In a visceral manner, the Mexican thriller Miss Bala brings into focus a serious problem the country faces with the drug cartels. It centers on an young girl Laura Guerrero, played intensely by newcomer Stephanie Sigman, aspiring to become a beauty queen to win some money for her brother and father. Director Gerardo Naranjo displays a strong and confident cinematic voice with excellent use of carefully composed long shots that drive up the tension tenfold. Produced by the Y Tu Mamá También boys Diego Luna and Gael García Berna, the core of the movie is intended as a reflection of the times. By creating a character whose situations are impossible not to sympathize for, Miss Bala becomes a tour de force of action wrapped within the sub text of serious socio-economic issues.
The title which translates to Miss Bullet, is a play on the beauty pageant award Miss Baja California and is a clever metaphor for the thrust of the film. Laura and her friend go to sign up for the competition and are aware that the system is corrupt. In order to succeed or have a chance at winning, they need to flirt with the people in control of the system and decide to head to a club filled with corrupt DEA agents. As the party starts to begin, a handful of armed drug cartel thugs infiltrate the nightclub laying waste to everyone in sight, except for the innocent Laura, who by chance is found by the rebel’s group leader Lino, played with calm menace by Noe Hernandez. But escaping the shootout and the influence of the cartel is not as easy as it seems, and pretty soon Laura finds herself descending down a rabbit hole of violence, drug money and indiscriminate death.

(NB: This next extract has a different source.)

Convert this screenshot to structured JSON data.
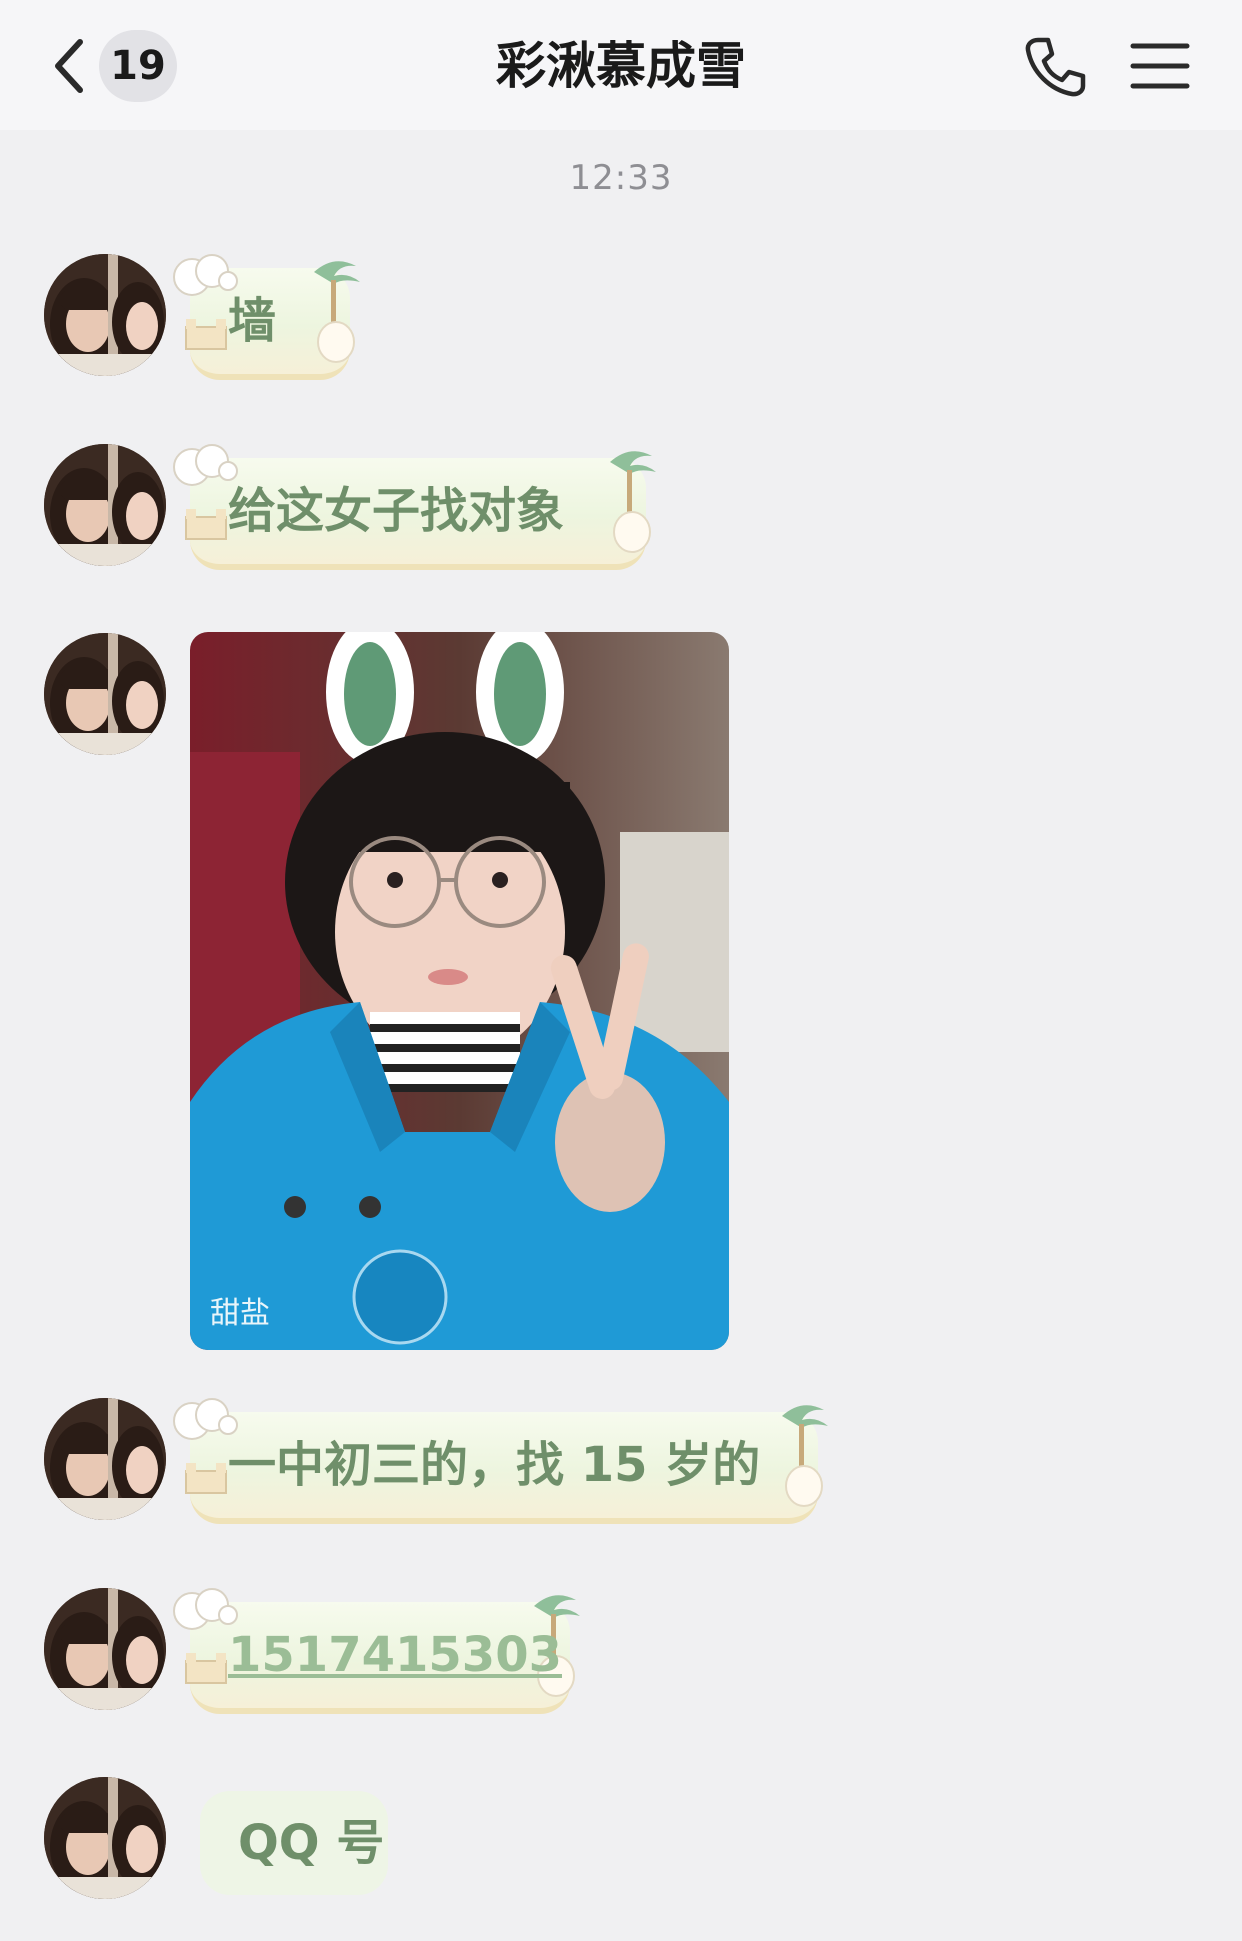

The major strength of the film are it’s twists and turns, since the audience is on the same journey that Laura is forced to endure. Bouncing between the custody of Lino’s cold and calculated terrorist plots and the equally corrupt forces of the Mexican army, our beauty queen is subjected to some truly horrendous situations. In one riveting scene, Laura is caught in a shoot out that is reminiscent of the intensity of the Children of Men car scene. Naranjo is careful to balance these moments of intense violence with periods of calm uncertainty, leaving Laura’s fate to anyone’s guess. Thus an atmosphere manifests that anything terrible can happen at any moment and no one can be trusted.

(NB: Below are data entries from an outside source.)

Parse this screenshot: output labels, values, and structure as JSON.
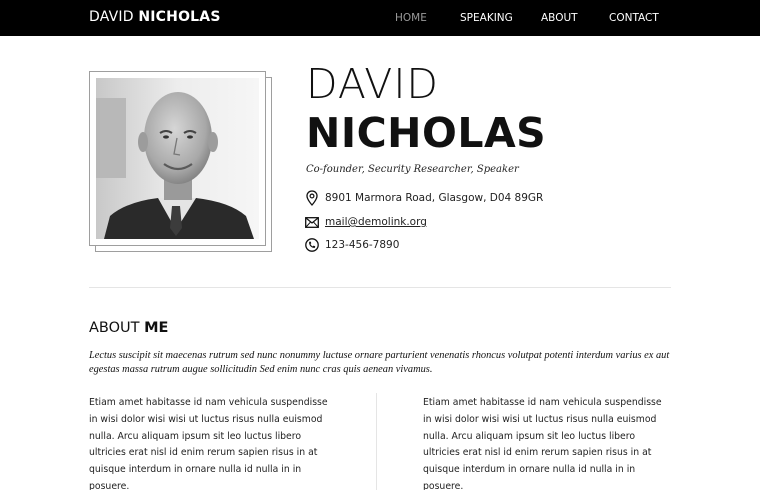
{
  "header": {
    "brand_first": "DAVID",
    "brand_last": "NICHOLAS",
    "nav": [
      {
        "label": "HOME",
        "active": true
      },
      {
        "label": "SPEAKING",
        "active": false
      },
      {
        "label": "ABOUT",
        "active": false
      },
      {
        "label": "CONTACT",
        "active": false
      }
    ]
  },
  "profile": {
    "first_name": "DAVID",
    "last_name": "NICHOLAS",
    "tagline": "Co-founder, Security Researcher, Speaker",
    "address": "8901 Marmora Road, Glasgow, D04 89GR",
    "email": "mail@demolink.org",
    "phone": "123-456-7890",
    "icons": [
      "map-pin-icon",
      "envelope-icon",
      "phone-icon"
    ]
  },
  "about": {
    "title_normal": "ABOUT",
    "title_bold": "ME",
    "intro": "Lectus suscipit sit maecenas rutrum sed nunc nonummy luctuse ornare parturient venenatis rhoncus volutpat potenti interdum varius ex aut egestas massa rutrum augue sollicitudin Sed enim nunc cras quis aenean vivamus.",
    "col_left": "Etiam amet  habitasse id nam vehicula suspendisse in wisi dolor wisi wisi ut luctus risus nulla euismod nulla. Arcu aliquam ipsum sit leo luctus libero ultricies erat nisl id enim rerum sapien risus in at quisque interdum in ornare nulla id nulla in in posuere.",
    "col_right": "Etiam amet  habitasse id nam vehicula suspendisse in wisi dolor wisi wisi ut luctus risus nulla euismod nulla. Arcu aliquam ipsum sit leo luctus libero ultricies erat nisl id enim rerum sapien risus in at quisque interdum in ornare nulla id nulla in in posuere."
  },
  "colors": {
    "topbar": "#000000",
    "nav_active": "#9a9a9a",
    "text": "#111111",
    "divider": "#e5e5e5"
  }
}
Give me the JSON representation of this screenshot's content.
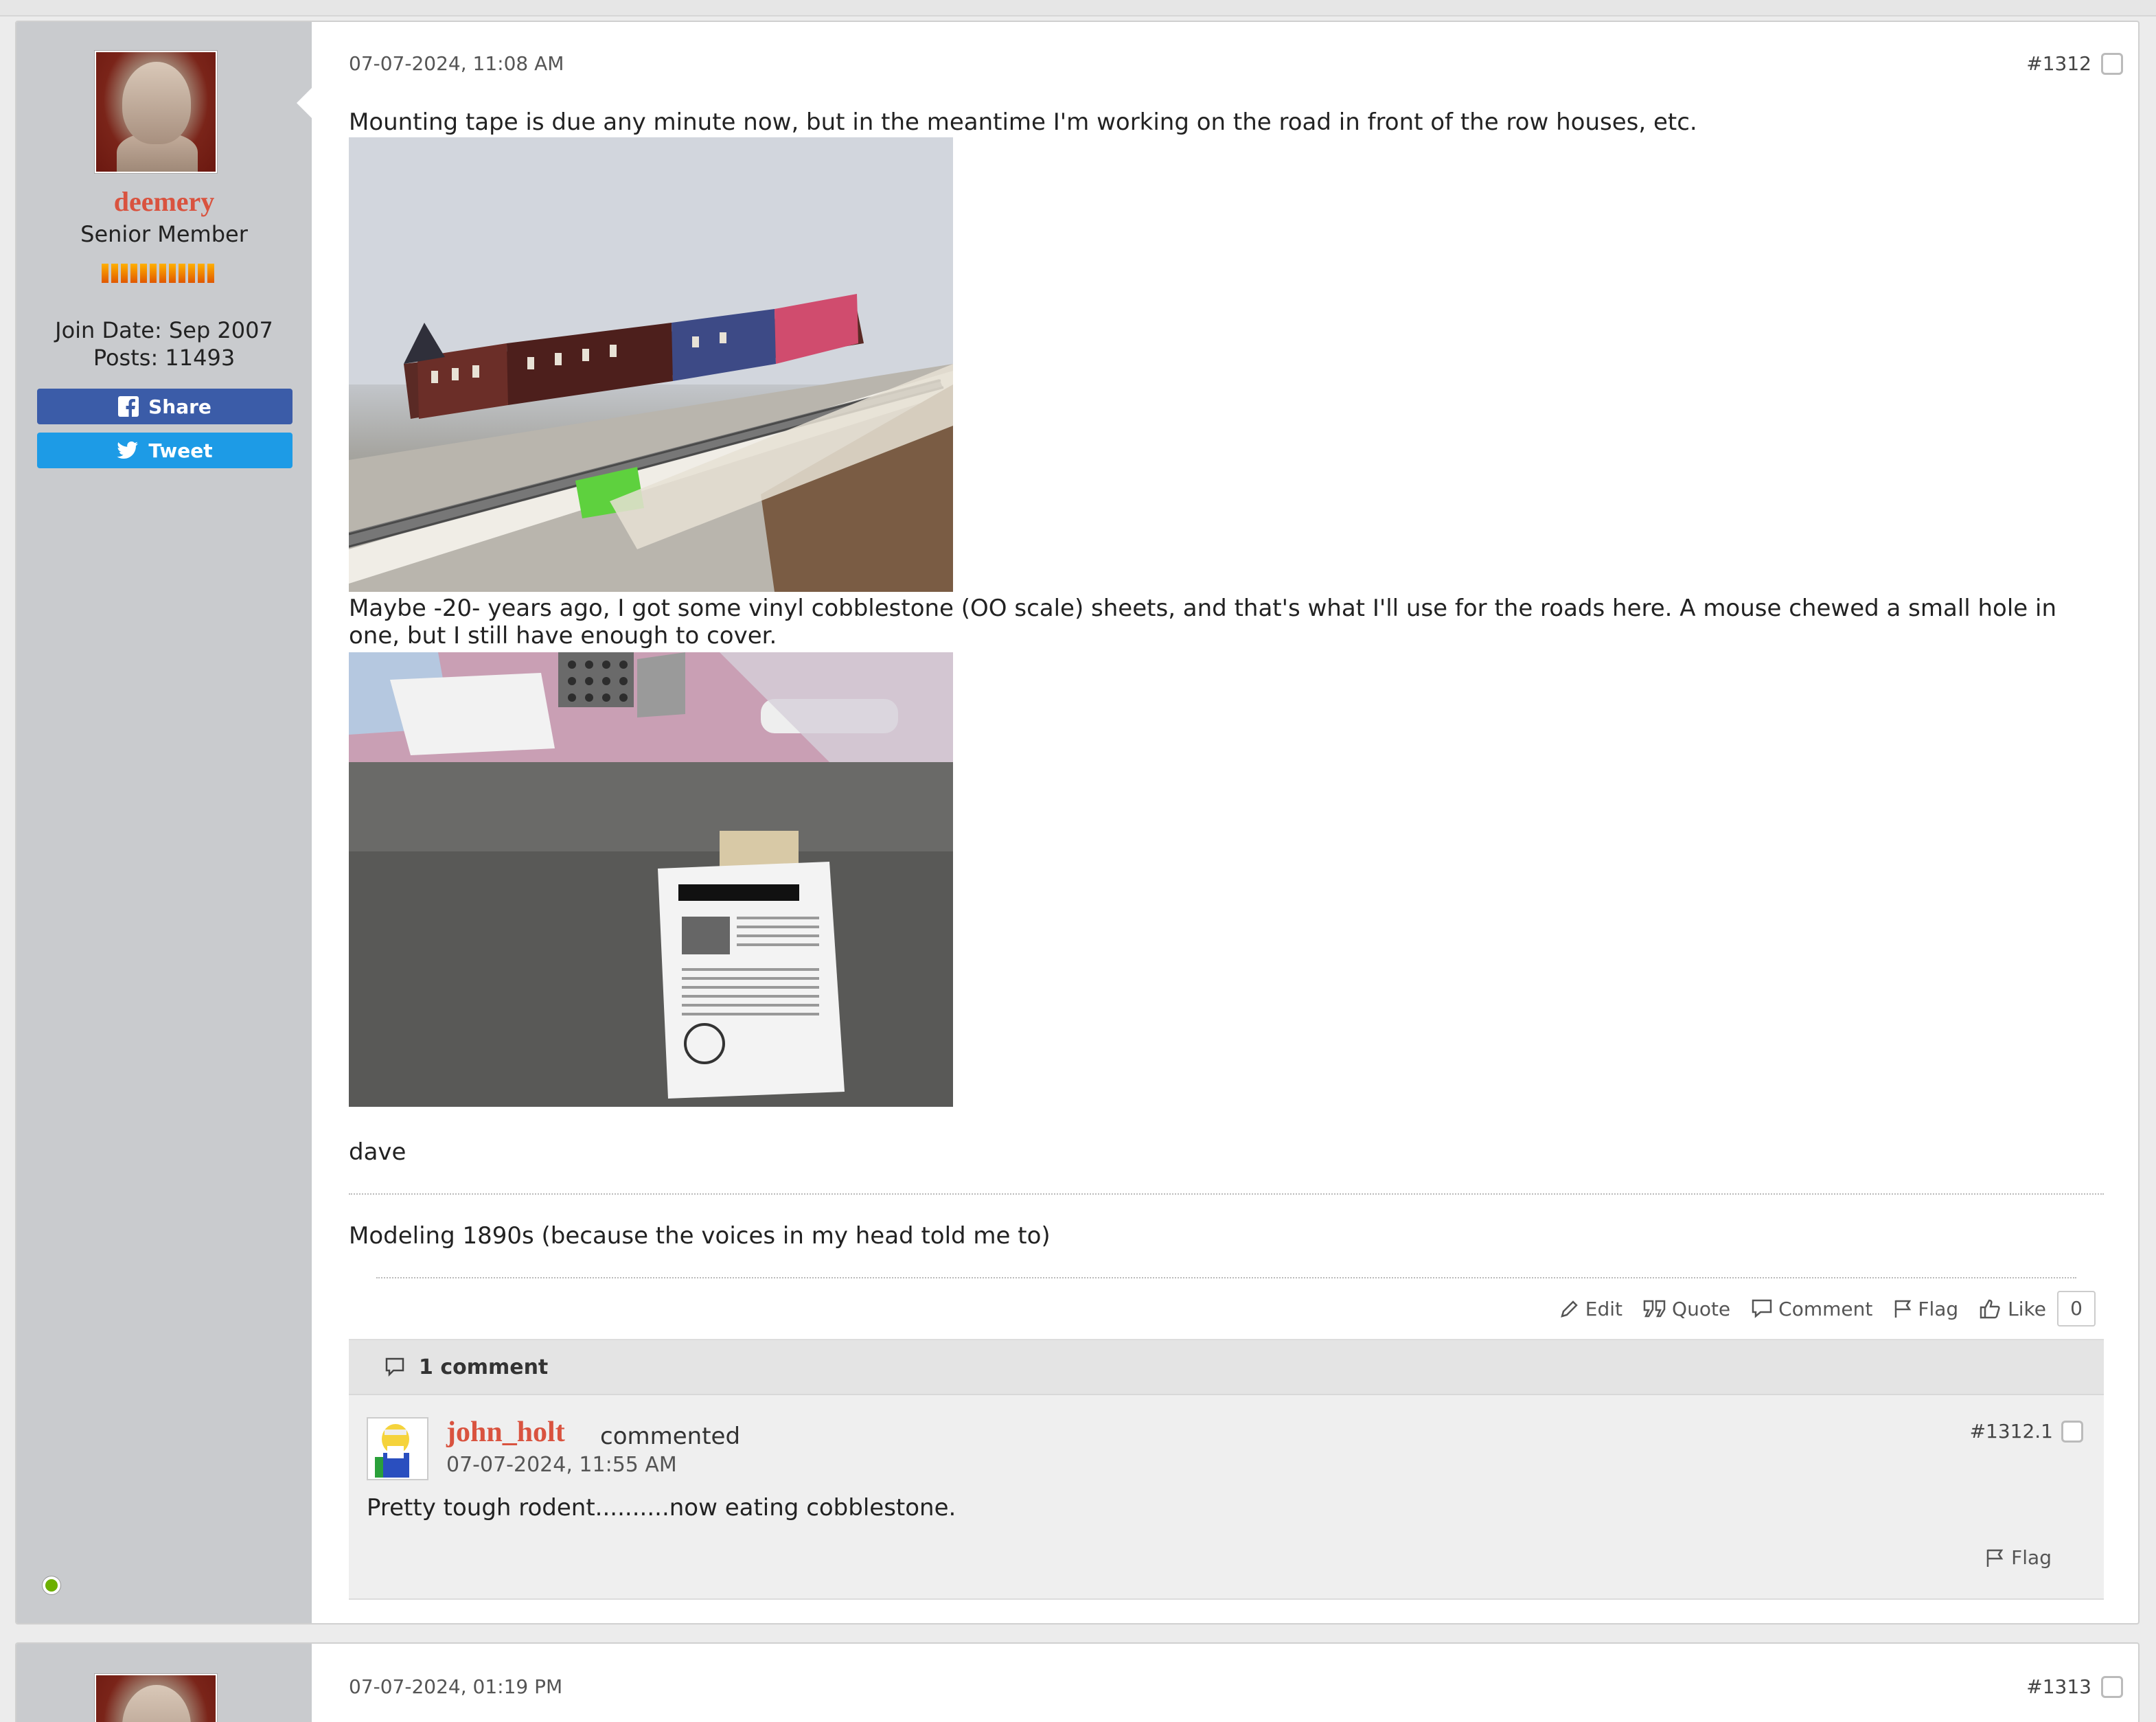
{
  "post1": {
    "author": {
      "username": "deemery",
      "rank": "Senior Member",
      "join_date": "Join Date: Sep 2007",
      "posts": "Posts: 11493",
      "share_label": "Share",
      "tweet_label": "Tweet"
    },
    "date": "07-07-2024, 11:08 AM",
    "post_number": "#1312",
    "text1": "Mounting tape is due any minute now, but in the meantime I'm working on the road in front of the row houses, etc.",
    "text2": "Maybe -20- years ago, I got some vinyl cobblestone (OO scale) sheets, and that's what I'll use for the roads here. A mouse chewed a small hole in one, but I still have enough to cover.",
    "signoff": "dave",
    "signature": "Modeling 1890s (because the voices in my head told me to)",
    "actions": {
      "edit": "Edit",
      "quote": "Quote",
      "comment": "Comment",
      "flag": "Flag",
      "like": "Like",
      "like_count": "0"
    },
    "comments": {
      "header": "1 comment",
      "items": [
        {
          "username": "john_holt",
          "verb": "commented",
          "date": "07-07-2024, 11:55 AM",
          "number": "#1312.1",
          "text": "Pretty tough rodent..........now eating cobblestone.",
          "flag": "Flag"
        }
      ]
    }
  },
  "post2": {
    "date": "07-07-2024, 01:19 PM",
    "post_number": "#1313"
  },
  "colors": {
    "username": "#d9533f",
    "facebook": "#3b5ca8",
    "twitter": "#1d9be6",
    "online": "#6cb000",
    "sidebar": "#c9cbce"
  },
  "icons": [
    "facebook-icon",
    "twitter-icon",
    "edit-icon",
    "quote-icon",
    "comment-icon",
    "flag-icon",
    "like-icon",
    "comment-bubble-icon"
  ]
}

Miss Bala does an excellent job of tackling a taboo subject rarely talked about in the mainstream media; the rampant lawlessness born from the drug trade that is fostered by both Mexico and the United States. In doing so, the Mexican filmmaker does a sensational job of crafting a film that walks the line of popcorn entertainment and serious relevant issues. The parallel between the lack of control that beauty pageant contestants must forgo in becoming part of the system is a clever metaphor for Laura’s dire situation. With the potential to be a big hit stateside, Miss Bala is a no-holds crime thriller that serves as a sobering reminder of the constant violence Mexicans are liable to experience on a daily basis.